- **PROBLEM STATEMENT**:
Each record in the listing below is to be duplicated exactly.

- **DATASET**:
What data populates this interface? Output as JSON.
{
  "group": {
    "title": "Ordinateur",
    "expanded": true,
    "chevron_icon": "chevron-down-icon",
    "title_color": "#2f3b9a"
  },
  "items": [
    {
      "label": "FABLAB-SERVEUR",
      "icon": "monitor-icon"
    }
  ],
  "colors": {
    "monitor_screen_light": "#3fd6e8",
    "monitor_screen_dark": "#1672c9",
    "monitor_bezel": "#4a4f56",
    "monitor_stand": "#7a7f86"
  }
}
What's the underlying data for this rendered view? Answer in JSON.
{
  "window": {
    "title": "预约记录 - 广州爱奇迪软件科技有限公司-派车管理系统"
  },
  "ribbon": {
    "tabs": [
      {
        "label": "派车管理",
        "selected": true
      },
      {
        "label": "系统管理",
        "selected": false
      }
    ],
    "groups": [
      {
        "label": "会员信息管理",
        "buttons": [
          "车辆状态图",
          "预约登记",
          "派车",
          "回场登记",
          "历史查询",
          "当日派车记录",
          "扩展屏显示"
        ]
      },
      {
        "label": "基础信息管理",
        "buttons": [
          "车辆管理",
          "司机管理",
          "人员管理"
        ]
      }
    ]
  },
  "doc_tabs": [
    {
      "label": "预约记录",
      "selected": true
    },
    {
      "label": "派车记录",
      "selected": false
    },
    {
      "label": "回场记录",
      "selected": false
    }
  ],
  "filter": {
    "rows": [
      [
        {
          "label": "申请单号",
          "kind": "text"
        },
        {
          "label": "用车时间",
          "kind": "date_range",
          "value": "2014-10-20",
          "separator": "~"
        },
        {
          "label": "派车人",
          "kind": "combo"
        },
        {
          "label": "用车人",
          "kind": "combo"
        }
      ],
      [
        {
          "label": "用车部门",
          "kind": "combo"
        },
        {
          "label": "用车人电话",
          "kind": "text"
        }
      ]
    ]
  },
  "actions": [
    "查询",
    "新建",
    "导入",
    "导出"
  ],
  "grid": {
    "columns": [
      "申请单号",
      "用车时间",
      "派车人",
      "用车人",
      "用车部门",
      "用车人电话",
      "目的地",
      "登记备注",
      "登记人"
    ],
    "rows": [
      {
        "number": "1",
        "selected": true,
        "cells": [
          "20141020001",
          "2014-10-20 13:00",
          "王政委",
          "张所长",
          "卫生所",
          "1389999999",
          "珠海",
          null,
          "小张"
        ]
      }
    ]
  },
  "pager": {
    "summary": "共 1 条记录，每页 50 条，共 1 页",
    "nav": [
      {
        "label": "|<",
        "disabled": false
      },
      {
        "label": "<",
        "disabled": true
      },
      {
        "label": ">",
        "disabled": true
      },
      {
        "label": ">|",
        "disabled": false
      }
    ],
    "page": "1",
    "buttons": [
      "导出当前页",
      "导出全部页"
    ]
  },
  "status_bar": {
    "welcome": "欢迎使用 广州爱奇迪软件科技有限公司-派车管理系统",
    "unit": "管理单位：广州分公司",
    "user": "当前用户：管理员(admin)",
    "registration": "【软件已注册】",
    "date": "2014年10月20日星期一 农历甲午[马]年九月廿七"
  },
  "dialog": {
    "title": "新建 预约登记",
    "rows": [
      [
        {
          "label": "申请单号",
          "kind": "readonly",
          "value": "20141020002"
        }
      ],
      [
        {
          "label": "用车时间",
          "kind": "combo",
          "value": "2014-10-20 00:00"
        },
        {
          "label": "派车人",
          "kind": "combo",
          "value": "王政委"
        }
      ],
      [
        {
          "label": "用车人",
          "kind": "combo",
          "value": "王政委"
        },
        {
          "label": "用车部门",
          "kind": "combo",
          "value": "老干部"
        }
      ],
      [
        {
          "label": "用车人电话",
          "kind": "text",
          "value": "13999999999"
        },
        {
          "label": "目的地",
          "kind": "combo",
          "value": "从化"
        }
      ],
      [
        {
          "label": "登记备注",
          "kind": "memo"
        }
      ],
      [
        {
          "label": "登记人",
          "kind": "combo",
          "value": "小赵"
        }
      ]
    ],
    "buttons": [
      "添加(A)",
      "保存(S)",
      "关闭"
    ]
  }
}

- **SOLUTION**:
What data populates this interface? Output as JSON.
{
  "group": {
    "title": "Ordinateur",
    "expanded": true,
    "chevron_icon": "chevron-down-icon",
    "title_color": "#2f3b9a"
  },
  "items": [
    {
      "label": "FABLAB-SERVEUR",
      "icon": "monitor-icon"
    }
  ],
  "colors": {
    "monitor_screen_light": "#3fd6e8",
    "monitor_screen_dark": "#1672c9",
    "monitor_bezel": "#4a4f56",
    "monitor_stand": "#7a7f86"
  }
}
What's the underlying data for this rendered view? Answer in JSON.
{
  "window": {
    "title": "预约记录 - 广州爱奇迪软件科技有限公司-派车管理系统"
  },
  "ribbon": {
    "tabs": [
      {
        "label": "派车管理",
        "selected": true
      },
      {
        "label": "系统管理",
        "selected": false
      }
    ],
    "groups": [
      {
        "label": "会员信息管理",
        "buttons": [
          "车辆状态图",
          "预约登记",
          "派车",
          "回场登记",
          "历史查询",
          "当日派车记录",
          "扩展屏显示"
        ]
      },
      {
        "label": "基础信息管理",
        "buttons": [
          "车辆管理",
          "司机管理",
          "人员管理"
        ]
      }
    ]
  },
  "doc_tabs": [
    {
      "label": "预约记录",
      "selected": true
    },
    {
      "label": "派车记录",
      "selected": false
    },
    {
      "label": "回场记录",
      "selected": false
    }
  ],
  "filter": {
    "rows": [
      [
        {
          "label": "申请单号",
          "kind": "text"
        },
        {
          "label": "用车时间",
          "kind": "date_range",
          "value": "2014-10-20",
          "separator": "~"
        },
        {
          "label": "派车人",
          "kind": "combo"
        },
        {
          "label": "用车人",
          "kind": "combo"
        }
      ],
      [
        {
          "label": "用车部门",
          "kind": "combo"
        },
        {
          "label": "用车人电话",
          "kind": "text"
        }
      ]
    ]
  },
  "actions": [
    "查询",
    "新建",
    "导入",
    "导出"
  ],
  "grid": {
    "columns": [
      "申请单号",
      "用车时间",
      "派车人",
      "用车人",
      "用车部门",
      "用车人电话",
      "目的地",
      "登记备注",
      "登记人"
    ],
    "rows": [
      {
        "number": "1",
        "selected": true,
        "cells": [
          "20141020001",
          "2014-10-20 13:00",
          "王政委",
          "张所长",
          "卫生所",
          "1389999999",
          "珠海",
          null,
          "小张"
        ]
      }
    ]
  },
  "pager": {
    "summary": "共 1 条记录，每页 50 条，共 1 页",
    "nav": [
      {
        "label": "|<",
        "disabled": false
      },
      {
        "label": "<",
        "disabled": true
      },
      {
        "label": ">",
        "disabled": true
      },
      {
        "label": ">|",
        "disabled": false
      }
    ],
    "page": "1",
    "buttons": [
      "导出当前页",
      "导出全部页"
    ]
  },
  "status_bar": {
    "welcome": "欢迎使用 广州爱奇迪软件科技有限公司-派车管理系统",
    "unit": "管理单位：广州分公司",
    "user": "当前用户：管理员(admin)",
    "registration": "【软件已注册】",
    "date": "2014年10月20日星期一 农历甲午[马]年九月廿七"
  },
  "dialog": {
    "title": "新建 预约登记",
    "rows": [
      [
        {
          "label": "申请单号",
          "kind": "readonly",
          "value": "20141020002"
        }
      ],
      [
        {
          "label": "用车时间",
          "kind": "combo",
          "value": "2014-10-20 00:00"
        },
        {
          "label": "派车人",
          "kind": "combo",
          "value": "王政委"
        }
      ],
      [
        {
          "label": "用车人",
          "kind": "combo",
          "value": "王政委"
        },
        {
          "label": "用车部门",
          "kind": "combo",
          "value": "老干部"
        }
      ],
      [
        {
          "label": "用车人电话",
          "kind": "text",
          "value": "13999999999"
        },
        {
          "label": "目的地",
          "kind": "combo",
          "value": "从化"
        }
      ],
      [
        {
          "label": "登记备注",
          "kind": "memo"
        }
      ],
      [
        {
          "label": "登记人",
          "kind": "combo",
          "value": "小赵"
        }
      ]
    ],
    "buttons": [
      "添加(A)",
      "保存(S)",
      "关闭"
    ]
  }
}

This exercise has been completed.